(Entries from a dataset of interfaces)
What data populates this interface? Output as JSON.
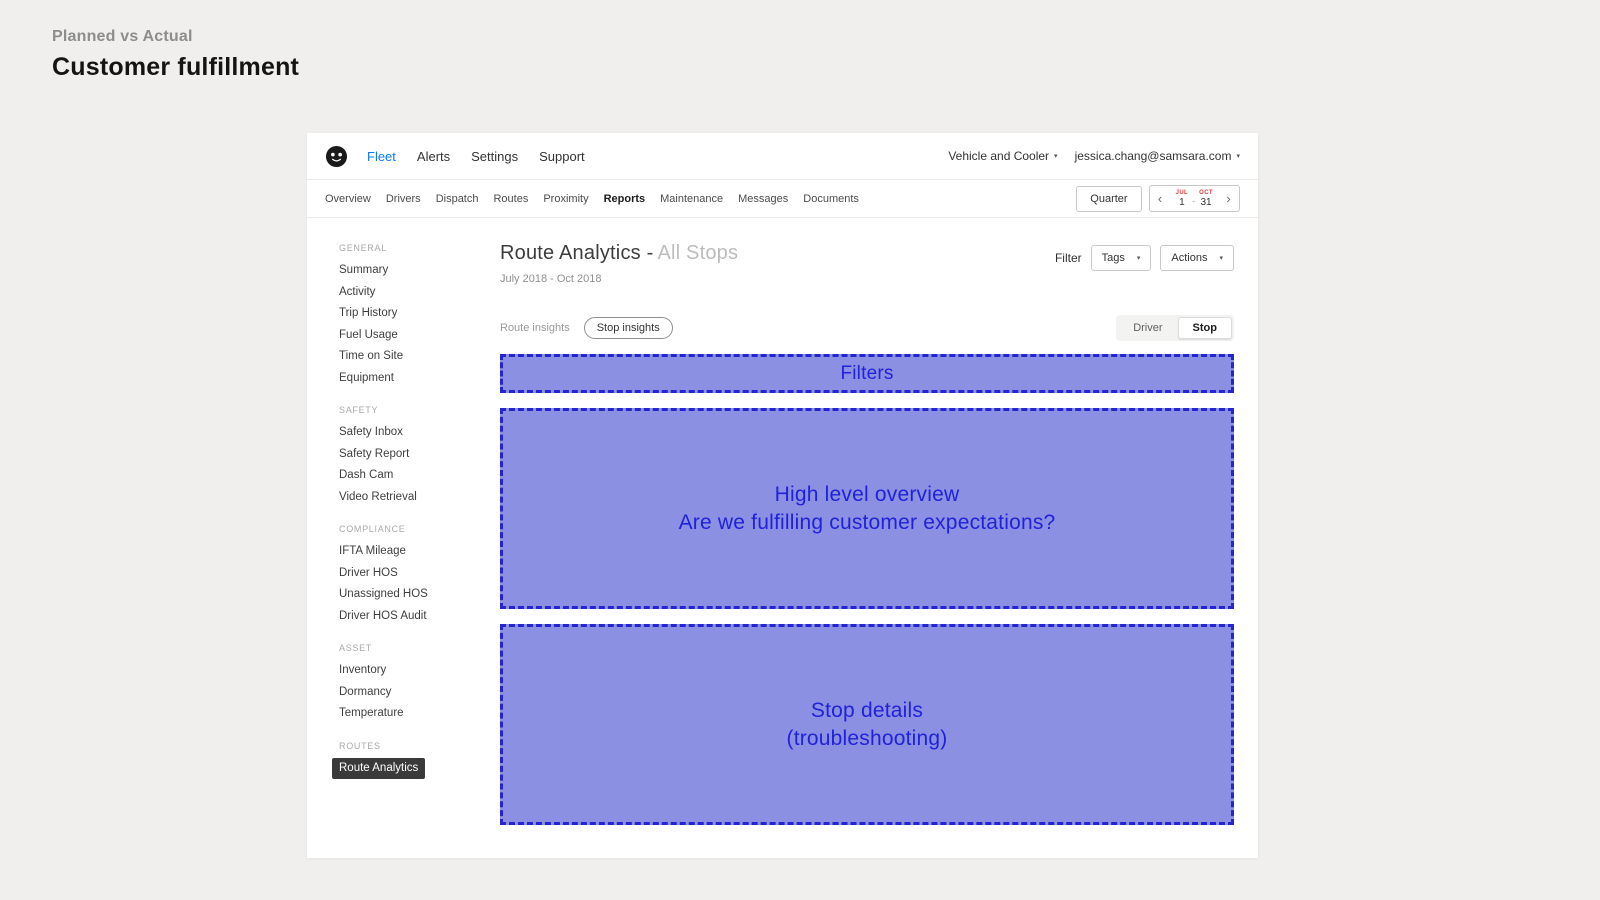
{
  "page": {
    "kicker": "Planned vs Actual",
    "title": "Customer fulfillment"
  },
  "icons": {
    "caret_down": "▾",
    "chevron_left": "‹",
    "chevron_right": "›"
  },
  "topnav": {
    "items": [
      "Fleet",
      "Alerts",
      "Settings",
      "Support"
    ],
    "org": "Vehicle and Cooler",
    "account": "jessica.chang@samsara.com"
  },
  "subnav": {
    "items": [
      "Overview",
      "Drivers",
      "Dispatch",
      "Routes",
      "Proximity",
      "Reports",
      "Maintenance",
      "Messages",
      "Documents"
    ],
    "period_label": "Quarter",
    "range": {
      "start_month": "JUL",
      "start_day": "1",
      "separator": "-",
      "end_month": "OCT",
      "end_day": "31"
    }
  },
  "sidebar": {
    "sections": [
      {
        "heading": "GENERAL",
        "items": [
          "Summary",
          "Activity",
          "Trip History",
          "Fuel Usage",
          "Time on Site",
          "Equipment"
        ]
      },
      {
        "heading": "SAFETY",
        "items": [
          "Safety Inbox",
          "Safety Report",
          "Dash Cam",
          "Video Retrieval"
        ]
      },
      {
        "heading": "COMPLIANCE",
        "items": [
          "IFTA Mileage",
          "Driver HOS",
          "Unassigned HOS",
          "Driver HOS Audit"
        ]
      },
      {
        "heading": "ASSET",
        "items": [
          "Inventory",
          "Dormancy",
          "Temperature"
        ]
      },
      {
        "heading": "ROUTES",
        "items": [
          "Route Analytics"
        ],
        "active_item": "Route Analytics"
      }
    ]
  },
  "content": {
    "title_main": "Route Analytics -",
    "title_muted": "All Stops",
    "subtitle": "July 2018 - Oct 2018",
    "filter_label": "Filter",
    "tags_label": "Tags",
    "actions_label": "Actions",
    "tabs": [
      "Route insights",
      "Stop insights"
    ],
    "active_tab": "Stop insights",
    "view_toggle": [
      "Driver",
      "Stop"
    ],
    "active_view": "Stop",
    "wireframes": [
      {
        "lines": [
          "Filters"
        ]
      },
      {
        "lines": [
          "High level overview",
          "Are we fulfilling customer expectations?"
        ]
      },
      {
        "lines": [
          "Stop details",
          "(troubleshooting)"
        ]
      }
    ]
  },
  "colors": {
    "page_background": "#f0efed",
    "accent_blue": "#0a7af5",
    "wireframe_border": "#2425cf",
    "wireframe_fill": "#8c90e3",
    "wireframe_text": "#1f22d8",
    "month_red": "#e03e3e",
    "active_sidebar_bg": "#3a3a3a"
  }
}
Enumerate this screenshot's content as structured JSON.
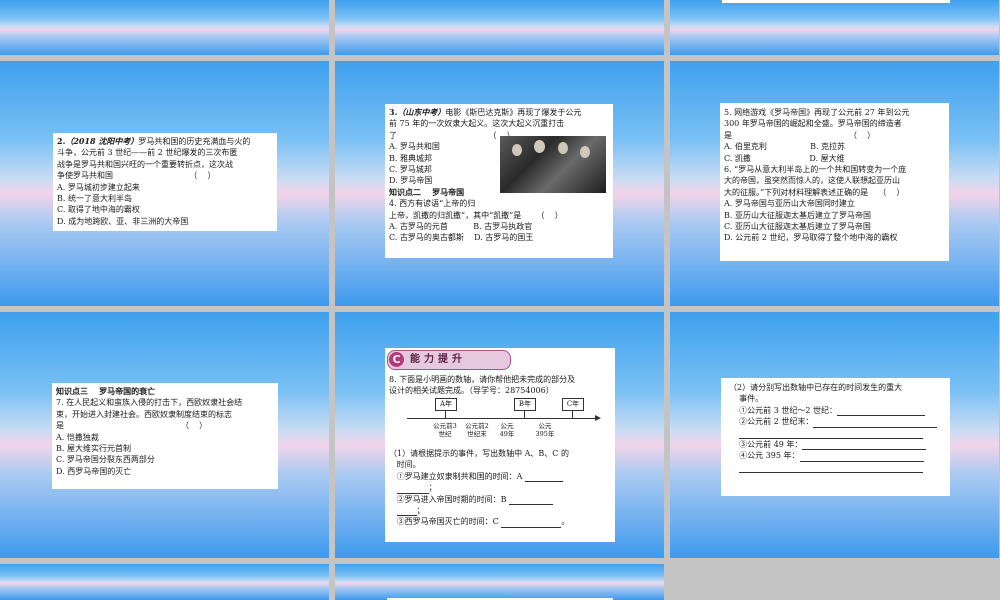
{
  "colors": {
    "page_bg": "#c4c4c4",
    "card_bg": "#ffffff",
    "accent": "#b43a7c",
    "slide_top": "#3fa0ee",
    "slide_mid": "#f2d4ea"
  },
  "slide2": {
    "q2_lines": [
      "战争是罗马共和国兴旺的一个重要转折点，这次战",
      "争使罗马共和国                              （    ）",
      "A. 罗马城初步建立起来",
      "B. 统一了意大利半岛",
      "C. 取得了地中海的霸权",
      "D. 成为地跨欧、亚、非三洲的大帝国"
    ]
  },
  "slide3": {
    "q3_number": "3.",
    "q3_source": "（山东中考）",
    "q3_lines": [
      "电影《斯巴达克斯》再现了爆发于公元",
      "前 75 年的一次奴隶大起义。这次大起义沉重打击",
      "了                                    （    ）"
    ],
    "q3_options": [
      "A. 罗马共和国",
      "B. 雅典城邦",
      "C. 罗马城邦",
      "D. 罗马帝国"
    ],
    "photo_icon": "gladiators-photo",
    "section_heading": "知识点二    罗马帝国",
    "q4_lines": [
      "4. 西方有谚语“上帝的归",
      "上帝，凯撒的归凯撒”，其中“凯撒”是      （    ）",
      "A. 古罗马的元首          B. 古罗马执政官",
      "C. 古罗马的奥古都斯    D. 古罗马的国王"
    ]
  },
  "slide4": {
    "lines": [
      "5. 网络游戏《罗马帝国》再现了公元前 27 年到公元",
      "300 年罗马帝国的崛起和全盛。罗马帝国的缔造者",
      "是                                              （    ）",
      "A. 伯里克利                 B. 克拉苏",
      "C. 凯撒                       D. 屋大维",
      "6. “罗马从意大利半岛上的一个共和国转变为一个庞",
      "大的帝国，虽突然而惊人的，这使人联想起亚历山",
      "大的征服。”下列对材料理解表述正确的是    （    ）",
      "A. 罗马帝国与亚历山大帝国同时建立",
      "B. 亚历山大征服迦太基后建立了罗马帝国",
      "C. 亚历山大征服迦太基后建立了罗马帝国",
      "D. 公元前 2 世纪，罗马取得了整个地中海的霸权"
    ]
  },
  "slide5": {
    "section_heading": "知识点三    罗马帝国的衰亡",
    "lines": [
      "7. 在人民起义和蛮族入侵的打击下，西欧奴隶社会结",
      "束，开始进入封建社会。西欧奴隶制度结束的标志",
      "是                                              （    ）",
      "A. 恺撒独裁",
      "B. 屋大维实行元首制",
      "C. 罗马帝国分裂东西两部分",
      "D. 西罗马帝国的灭亡"
    ]
  },
  "slide6": {
    "banner_letter": "C",
    "banner_title": "能力提升",
    "q8_lines": [
      "8. 下面是小明画的数轴，请你帮他把未完成的部分及",
      "设计的相关试题完成。（导学号：28754006）"
    ],
    "axis_boxes": [
      "A年",
      "B年",
      "C年"
    ],
    "axis_ticks": [
      {
        "top": "公元前3",
        "bottom": "世纪"
      },
      {
        "top": "公元前2",
        "bottom": "世纪末"
      },
      {
        "top": "公元",
        "bottom": "49年"
      },
      {
        "top": "公元",
        "bottom": "395年"
      }
    ],
    "sub1_lines": [
      "（1）请根据提示的事件，写出数轴中 A、B、C 的",
      "时间。"
    ],
    "sub1_items": [
      "①罗马建立奴隶制共和国的时间：A",
      "②罗马进入帝国时期的时间：B",
      "③西罗马帝国灭亡的时间：C"
    ],
    "suffix_comma": "；",
    "suffix_period": "。"
  },
  "slide9": {
    "lines": [
      "（2）请分别写出数轴中已存在的时间发生的重大",
      "事件。"
    ],
    "items": [
      "①公元前 3 世纪～2 世纪：",
      "②公元前 2 世纪末：",
      "③公元前 49 年：",
      "④公元 395 年："
    ]
  }
}
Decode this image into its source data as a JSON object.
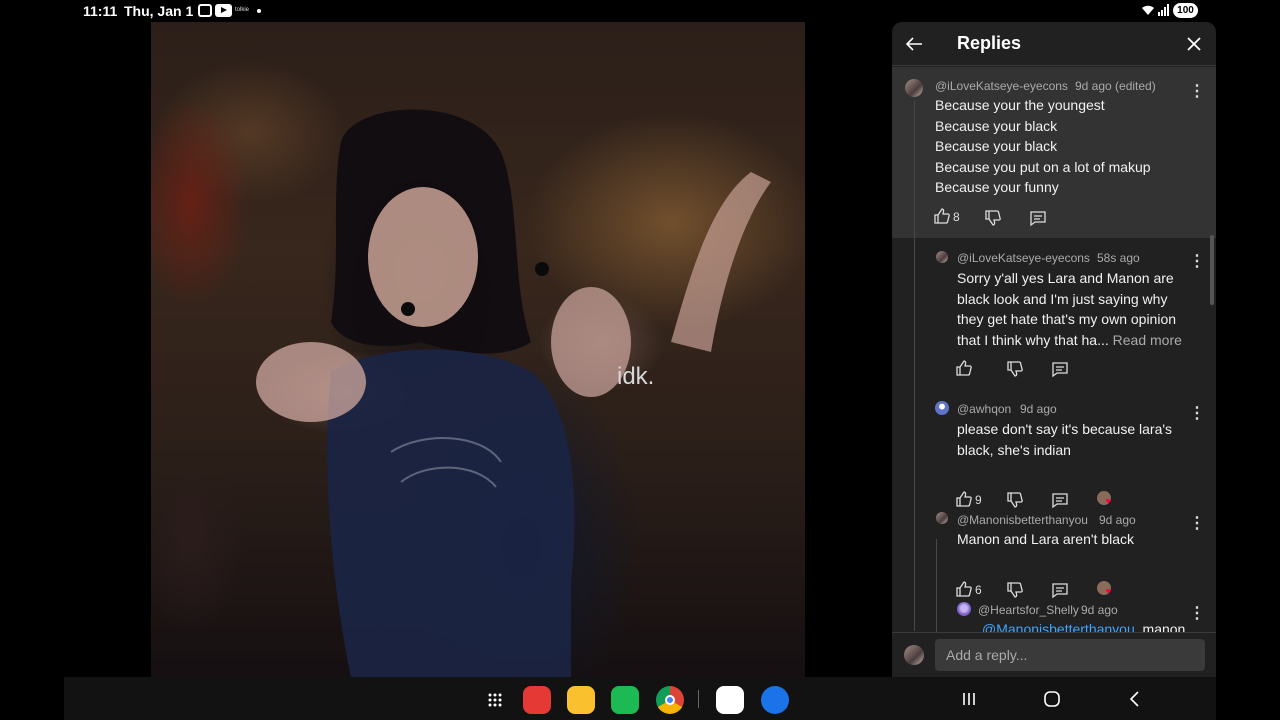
{
  "status_bar": {
    "time": "11:11",
    "date": "Thu, Jan 1",
    "notification_app": "tolkie",
    "battery": "100"
  },
  "video": {
    "caption": "idk."
  },
  "replies_panel": {
    "title": "Replies",
    "comments": [
      {
        "author": "@iLoveKatseye-eyecons",
        "time": "9d ago (edited)",
        "lines": [
          "Because your the youngest",
          "Because your black",
          "Because your black",
          "Because you put on a lot of makup",
          "Because your funny"
        ],
        "likes": "8"
      },
      {
        "author": "@iLoveKatseye-eyecons",
        "time": "58s ago",
        "lines": [
          "Sorry y'all yes Lara and Manon are",
          "black look and I'm just saying why",
          "they get hate that's my own opinion"
        ],
        "truncated_line": "that I think why that ha...",
        "read_more": "Read more",
        "likes": ""
      },
      {
        "author": "@awhqon",
        "time": "9d ago",
        "lines": [
          "please don't say it's because lara's",
          "black, she's indian"
        ],
        "likes": "9"
      },
      {
        "author": "@Manonisbetterthanyou",
        "time": "9d ago",
        "lines": [
          "Manon and Lara aren't black"
        ],
        "likes": "6"
      },
      {
        "author": "@Heartsfor_Shelly",
        "time": "9d ago",
        "mention": "@Manonisbetterthanyou",
        "text": "manon"
      }
    ],
    "reply_placeholder": "Add a reply..."
  },
  "colors": {
    "panel_bg": "#212121",
    "highlight_bg": "#333333",
    "mention": "#3ea6ff",
    "heart": "#ff0033"
  }
}
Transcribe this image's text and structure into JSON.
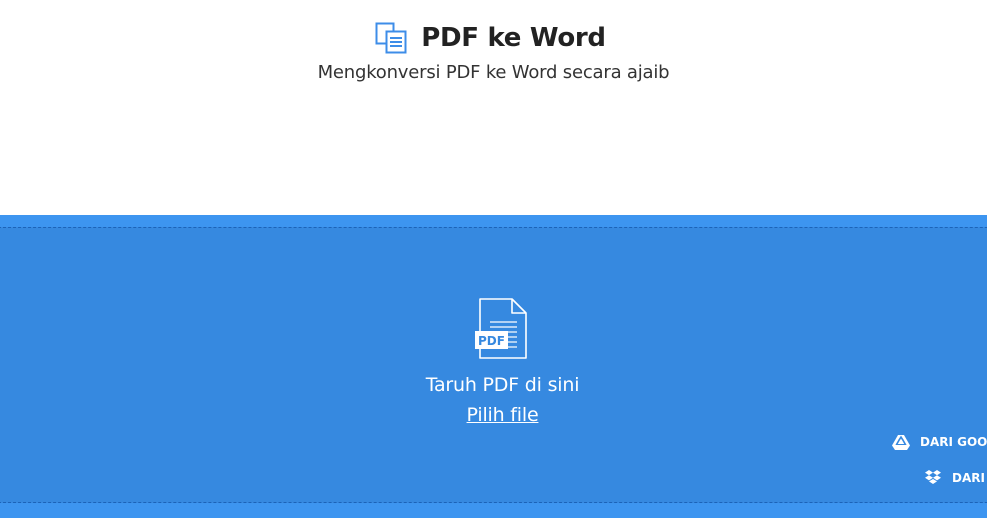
{
  "header": {
    "title": "PDF ke Word",
    "subtitle": "Mengkonversi PDF ke Word secara ajaib"
  },
  "dropzone": {
    "drop_text": "Taruh PDF di sini",
    "choose_file_label": "Pilih file",
    "file_badge": "PDF"
  },
  "sources": {
    "google_drive_label": "DARI GOOGLE DRIVE",
    "dropbox_label": "DARI DROPBOX"
  },
  "icons": {
    "title_icon": "pdf-to-word-icon",
    "file_icon": "pdf-file-icon",
    "google_drive_icon": "google-drive-icon",
    "dropbox_icon": "dropbox-icon"
  },
  "colors": {
    "accent": "#3d95f0",
    "dropzone": "#3689e0",
    "title_icon": "#3d8de8",
    "text_dark": "#222222",
    "on_accent": "#ffffff"
  }
}
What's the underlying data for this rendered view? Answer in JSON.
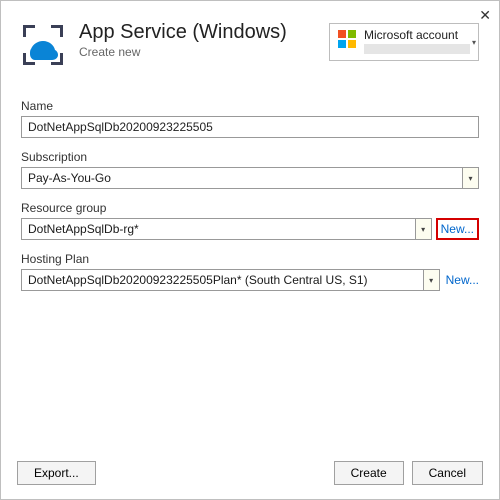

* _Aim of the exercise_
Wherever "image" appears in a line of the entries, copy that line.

* _Finished task_
Decode this image into its source data as a JSON object.
Transcribe this image's text and structure into JSON.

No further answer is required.